Items from a dataset
----------------

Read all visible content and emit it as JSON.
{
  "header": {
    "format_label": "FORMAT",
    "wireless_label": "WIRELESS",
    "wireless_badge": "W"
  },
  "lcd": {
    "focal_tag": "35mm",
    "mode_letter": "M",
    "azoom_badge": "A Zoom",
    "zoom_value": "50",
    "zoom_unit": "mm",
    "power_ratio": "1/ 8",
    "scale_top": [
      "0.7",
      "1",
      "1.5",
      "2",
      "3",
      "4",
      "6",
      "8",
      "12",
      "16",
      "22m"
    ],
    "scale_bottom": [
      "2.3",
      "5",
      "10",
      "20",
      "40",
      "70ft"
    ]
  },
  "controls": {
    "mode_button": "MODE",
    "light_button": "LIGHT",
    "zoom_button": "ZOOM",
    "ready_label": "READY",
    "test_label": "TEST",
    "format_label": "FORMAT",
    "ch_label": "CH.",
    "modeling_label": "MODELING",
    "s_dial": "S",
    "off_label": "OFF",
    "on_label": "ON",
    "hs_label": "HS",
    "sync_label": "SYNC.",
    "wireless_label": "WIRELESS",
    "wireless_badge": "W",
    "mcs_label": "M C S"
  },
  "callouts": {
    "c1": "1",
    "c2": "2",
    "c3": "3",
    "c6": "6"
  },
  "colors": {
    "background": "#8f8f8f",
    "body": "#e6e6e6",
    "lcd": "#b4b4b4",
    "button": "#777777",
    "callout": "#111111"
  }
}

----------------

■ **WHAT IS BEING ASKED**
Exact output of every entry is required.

■ **EXERCISE RESPONSE**
Read all visible content and emit it as JSON.
{
  "header": {
    "format_label": "FORMAT",
    "wireless_label": "WIRELESS",
    "wireless_badge": "W"
  },
  "lcd": {
    "focal_tag": "35mm",
    "mode_letter": "M",
    "azoom_badge": "A Zoom",
    "zoom_value": "50",
    "zoom_unit": "mm",
    "power_ratio": "1/ 8",
    "scale_top": [
      "0.7",
      "1",
      "1.5",
      "2",
      "3",
      "4",
      "6",
      "8",
      "12",
      "16",
      "22m"
    ],
    "scale_bottom": [
      "2.3",
      "5",
      "10",
      "20",
      "40",
      "70ft"
    ]
  },
  "controls": {
    "mode_button": "MODE",
    "light_button": "LIGHT",
    "zoom_button": "ZOOM",
    "ready_label": "READY",
    "test_label": "TEST",
    "format_label": "FORMAT",
    "ch_label": "CH.",
    "modeling_label": "MODELING",
    "s_dial": "S",
    "off_label": "OFF",
    "on_label": "ON",
    "hs_label": "HS",
    "sync_label": "SYNC.",
    "wireless_label": "WIRELESS",
    "wireless_badge": "W",
    "mcs_label": "M C S"
  },
  "callouts": {
    "c1": "1",
    "c2": "2",
    "c3": "3",
    "c6": "6"
  },
  "colors": {
    "background": "#8f8f8f",
    "body": "#e6e6e6",
    "lcd": "#b4b4b4",
    "button": "#777777",
    "callout": "#111111"
  }
}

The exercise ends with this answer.